pub struct SomeParam {
    key: String,
    next_key: String,
}

#[async_trait()]
trait Step {
    async fn execute(&self, param: &SomeParam) -> WorkflowResult;
}

struct FirstStep {}

#[async_trait()]
impl Step for FirstStep {
    async fn execute(&self, param: &SomeParam) -> WorkflowResult {
        // make some possible calls.await
        println!("First step");
        WorkflowResult::Completed
    }
}

struct SecondStep {}

#[async_trait()]
impl Step for SecondStep {
    async fn execute(&self, param: &SomeParam) -> WorkflowResult {
        println!("Second step");
        WorkflowResult::Completed
    }
}

pub async fn execute_workflow(param: &SomeParam) {
    let workflow: Vec<Box<Step>> = vec![Box::new(FirstStep {}), Box::new(SecondStep {})];
    for s in workflow {
        s.execute(&param).await;
    }
}

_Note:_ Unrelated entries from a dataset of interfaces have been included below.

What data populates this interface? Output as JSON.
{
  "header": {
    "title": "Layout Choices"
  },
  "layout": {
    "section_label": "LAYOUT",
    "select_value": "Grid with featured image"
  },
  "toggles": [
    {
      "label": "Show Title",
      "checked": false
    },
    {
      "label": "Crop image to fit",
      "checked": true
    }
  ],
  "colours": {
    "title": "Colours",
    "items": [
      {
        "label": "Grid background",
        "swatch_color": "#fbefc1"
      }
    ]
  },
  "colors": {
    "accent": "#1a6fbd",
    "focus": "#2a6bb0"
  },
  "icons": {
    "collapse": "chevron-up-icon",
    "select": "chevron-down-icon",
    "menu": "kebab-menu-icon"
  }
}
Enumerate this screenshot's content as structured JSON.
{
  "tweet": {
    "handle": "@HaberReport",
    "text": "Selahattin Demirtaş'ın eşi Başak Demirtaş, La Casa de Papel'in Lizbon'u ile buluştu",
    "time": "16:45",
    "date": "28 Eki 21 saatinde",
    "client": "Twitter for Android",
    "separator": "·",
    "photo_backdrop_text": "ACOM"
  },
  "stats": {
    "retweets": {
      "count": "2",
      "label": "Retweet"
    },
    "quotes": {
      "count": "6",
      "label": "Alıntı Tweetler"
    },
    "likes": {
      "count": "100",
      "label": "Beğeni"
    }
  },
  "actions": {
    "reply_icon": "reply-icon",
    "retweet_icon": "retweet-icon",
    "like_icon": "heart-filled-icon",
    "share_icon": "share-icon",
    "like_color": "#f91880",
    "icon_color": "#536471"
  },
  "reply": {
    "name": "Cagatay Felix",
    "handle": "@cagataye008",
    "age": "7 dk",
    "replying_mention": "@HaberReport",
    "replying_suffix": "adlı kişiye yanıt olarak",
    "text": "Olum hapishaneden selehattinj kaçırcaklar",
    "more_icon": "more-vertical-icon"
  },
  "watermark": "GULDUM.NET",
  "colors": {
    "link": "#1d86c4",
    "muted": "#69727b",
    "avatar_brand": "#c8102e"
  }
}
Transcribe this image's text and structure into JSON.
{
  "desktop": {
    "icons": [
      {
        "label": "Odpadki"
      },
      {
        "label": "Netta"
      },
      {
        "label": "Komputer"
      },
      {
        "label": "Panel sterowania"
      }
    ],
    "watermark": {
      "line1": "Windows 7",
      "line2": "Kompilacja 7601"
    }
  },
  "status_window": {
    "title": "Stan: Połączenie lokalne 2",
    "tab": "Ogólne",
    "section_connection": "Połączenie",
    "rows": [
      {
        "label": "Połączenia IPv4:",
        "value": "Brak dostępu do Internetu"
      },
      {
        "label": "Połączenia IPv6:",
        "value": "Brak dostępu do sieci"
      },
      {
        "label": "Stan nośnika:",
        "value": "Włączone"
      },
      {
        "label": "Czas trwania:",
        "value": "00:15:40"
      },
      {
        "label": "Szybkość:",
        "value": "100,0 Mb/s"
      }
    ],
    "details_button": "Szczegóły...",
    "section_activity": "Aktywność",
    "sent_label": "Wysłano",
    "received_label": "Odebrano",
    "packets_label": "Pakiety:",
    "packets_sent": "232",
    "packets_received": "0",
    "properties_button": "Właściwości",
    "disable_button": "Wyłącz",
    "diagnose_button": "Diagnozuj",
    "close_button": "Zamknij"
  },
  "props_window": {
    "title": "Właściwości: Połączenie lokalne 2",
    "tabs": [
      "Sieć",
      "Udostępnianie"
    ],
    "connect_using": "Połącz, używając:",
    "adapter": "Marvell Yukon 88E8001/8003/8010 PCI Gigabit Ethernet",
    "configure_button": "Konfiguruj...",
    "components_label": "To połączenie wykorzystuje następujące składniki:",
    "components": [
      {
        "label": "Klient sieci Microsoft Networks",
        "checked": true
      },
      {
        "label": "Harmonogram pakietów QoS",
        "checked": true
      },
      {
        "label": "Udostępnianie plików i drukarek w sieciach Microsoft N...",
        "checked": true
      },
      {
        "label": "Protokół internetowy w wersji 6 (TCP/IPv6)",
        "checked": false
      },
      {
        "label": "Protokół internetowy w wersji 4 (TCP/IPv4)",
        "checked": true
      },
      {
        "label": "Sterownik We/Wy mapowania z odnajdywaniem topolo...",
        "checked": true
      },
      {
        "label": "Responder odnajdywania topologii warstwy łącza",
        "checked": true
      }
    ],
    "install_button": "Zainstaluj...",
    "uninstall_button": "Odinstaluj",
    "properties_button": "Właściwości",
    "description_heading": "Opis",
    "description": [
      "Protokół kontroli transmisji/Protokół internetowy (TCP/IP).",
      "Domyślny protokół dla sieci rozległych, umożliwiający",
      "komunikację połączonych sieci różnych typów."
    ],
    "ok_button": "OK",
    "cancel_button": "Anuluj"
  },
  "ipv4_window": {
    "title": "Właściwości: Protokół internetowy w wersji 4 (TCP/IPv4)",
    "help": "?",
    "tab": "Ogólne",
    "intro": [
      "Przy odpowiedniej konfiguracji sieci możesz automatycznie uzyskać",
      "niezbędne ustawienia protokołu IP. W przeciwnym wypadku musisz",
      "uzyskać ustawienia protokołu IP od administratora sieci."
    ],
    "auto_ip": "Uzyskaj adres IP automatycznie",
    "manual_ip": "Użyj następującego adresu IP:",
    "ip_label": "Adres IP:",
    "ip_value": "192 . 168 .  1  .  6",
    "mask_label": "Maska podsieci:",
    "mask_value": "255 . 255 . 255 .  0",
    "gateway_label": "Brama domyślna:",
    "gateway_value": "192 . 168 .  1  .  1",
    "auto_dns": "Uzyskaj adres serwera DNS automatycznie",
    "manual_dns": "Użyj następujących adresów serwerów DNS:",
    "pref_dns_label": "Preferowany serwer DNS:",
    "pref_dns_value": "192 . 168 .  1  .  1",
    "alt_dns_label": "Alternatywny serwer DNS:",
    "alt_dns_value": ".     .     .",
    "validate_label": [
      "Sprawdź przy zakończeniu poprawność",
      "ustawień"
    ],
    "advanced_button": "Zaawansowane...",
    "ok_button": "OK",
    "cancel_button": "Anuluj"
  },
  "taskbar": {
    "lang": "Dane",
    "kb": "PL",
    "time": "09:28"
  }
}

This code does not compile, because

the trait `Send` is not implemented for `dyn workflow::Step`

As far as I can understand, the Send trait is related to multithreading. However, what I have here is a vector of steps that should be executed one after each other (not in paralel). Further more, trying to replace a Box by an Arc (presumably thread safe) posed a very similar result.

In c++, I would just create classes which derive from a class with a pure virtual function and use the base pointer as the type of the collection anyways (destructors are also virtual, so no problems here). The sync trait with a Box works, as far as I can understand, the same. But when we put async together the problems start to arise. But I think this is so common that we should have it documented somewhere and I can assure you I have looked into so, so many places and have found nothing.

If I use the Vec with sync traits, things just work, but each step needs to call http code and the framework is Tokio anyways, so I would like to keep things as async as possible.

This is the very simplest workflow I would write, otherwize my code will become a mess. A more sophisticated one would include another function on the trait which takes a Step as a parameter and set for each Step its next step, so that the executor would need to call only execute on the first step, but if someone could help me to make even this simple workflow here work it would be great.

Thank you,
Marlon

1 Like

In the future, please make sure to always post the full error. It makes it a lot easier to help you.

It doesn't matter. Tokio may move your execute_workflow task from one thread to another at any .await, so the contents of your box must be thread-safe.

The purpose of an Arc is to let you take a value that is already thread-safe and help you share it between several threads. If the value is not thread safe in the first place, it wont help you.


The reason that your value is determined to not be thread-safe is that the type Box<dyn Step> uses the special trait-object type dyn Step, which may contain any value that implements the trait Step. Since it is possible for a value to both implement Step and not be Send, the Box<dyn Step> type is not Send either. That the types you are actually using in practice are thread-safe doesn't matter — the type could contain a non-thread-safe type, so you get the error.

The easiest way to fix this is to require that implementers of Step are thread-safe like this:

#[async_trait]
trait Step: Send + Sync {
    async fn execute(&self, param: &SomeParam) -> WorkflowResult;
}

You could also have used the type Box<dyn Step + Send + Sync> to opt-in on a per-box basis, but that doesn't seem useful here.

Note: I am using the dyn keyword here in front of Step everywhere it is used as a type. You should have gotten a warning about not doing this, and it will become a hard error in the future.

5 Likes

Thank you so much.

I think the hardest point I always get myself into when learning rust is the fact that I hardly can know:

  1. What is the compiler worried about?
  2. What is the compiler able or not to infer from my code.
  3. Up until where it can make inferences (aka when it points an error is it because it knows something is wrong or because it fears something can possibly be wrong or because it doesn't have enough information so that in doubt it will consider it as an error)?

This was the case here: the error was because the code could be thread unsafe, although it wasn't. As compiler weren't told that the code is thread-safe then it assumed it wasn't.

anyways thank you again.